Ancient grains are making a big comeback, they bring variety, culture and nutrition to the dining table. Barley, Amaranth, Kamut, Farro, Teff, Quinoa all are ancient grains and are gaining popularity all over the world. Now you can find ancient grains incorporated in several products around the store, including cereal, pasta, chips, breads and snack bars. According to figures released by the US Whole Grains Council, sales of kamut rose 686% in the year from July 2013, while sales of spelt rose by 363% and amaranth by 123%. Ancient grains are certainly more nutritious than refined grain products. But healthy whole grains need not be exotic. Common foods like brown rice, whole grain pasta, oatmeal, popcorn, and whole wheat bread offer the same whole grain goodness, and often at lower price points. Some of the ancients grains are as follows:-
- Barley. Barley is a cereal grain that can substitute for rice in many recipes. You can cook it on top of the stove, or in the oven, a rice cooker, covered casserole dish, or slow cooker. It has a slightly nutty taste and adds texture and flavor to soups, stews, salads and side dishes.
- Teff. Teff is super nutritious food, most famous for the high fiber and calcium content and it is also a good source of iron. Just one quarter cup of dry (uncooked) teff has 4 grams of fiber—about 16 percent of your daily value; the calcium content comes in at about 10 percent and iron at about 20 percent. Teff is also high in what’s known as “resistant starch.” As the Whole Grain Council explains, resistant starch is, “a newly-discovered type of dietary fiber that can benefit blood-sugar management, weight control and colon health. It’s estimated that 20-40 percent of the carbohydrates in teff are resistant starches.
- Sorgum. Sorghum is an ancient grain that is a whole grain, and is gluten-free. It remains a staple food in Africa, India and parts of the Middle East and is becoming more popular here. Sorghum has a chewy texture and works well in pilafs and cold salads. If you’re in a snacking mood, you can pop sorghum like popcorn for a healthful, high fiber snack.
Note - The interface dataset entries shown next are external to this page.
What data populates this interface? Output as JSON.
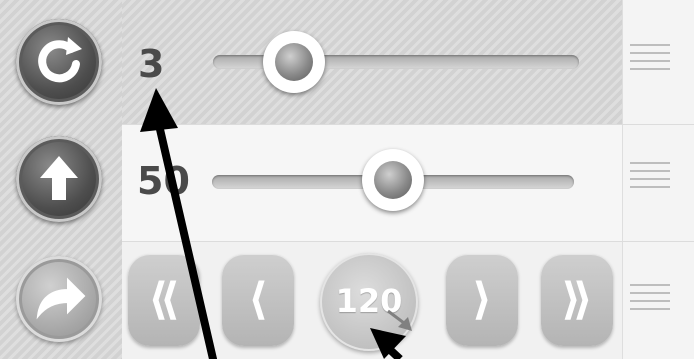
{
  "rows": [
    {
      "icon": "refresh-icon",
      "value": "3",
      "slider_level": 0.22
    },
    {
      "icon": "arrow-up-icon",
      "value": "50",
      "slider_level": 0.5
    },
    {
      "icon": "share-forward-icon"
    }
  ],
  "controls": {
    "first_label": "⟪",
    "prev_label": "⟨",
    "center_value": "120",
    "next_label": "⟩",
    "last_label": "⟫"
  },
  "colors": {
    "accent_dark": "#4e4e4e",
    "text": "#4a4a4a",
    "annotation": "#000000"
  }
}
- Amaranth. This tiny grain is actually not a grain at all. It resembles grains in nutrition and use, but does not belong to the grain family botanically. This gluten-free seed is a complete protein. Amaranth is perfect for hot cereals, polenta and quick breads. Fun fact: Amaranth can be popped like corn and is often sold this way in South America.
- Quinoa. Quinoa is another “pseudo-grain” native to South America. It is a great substitute for rice or pasta, works well in salads and makes a great hot cereal. It’s also quick-cooking, taking only 10 to 15 minutes to prepare. Like amaranth, quinoa is naturally gluten-free and a complete protein. Quinoa should be rinsed before cooking to remove a bitter residue that occurs naturally on the plant.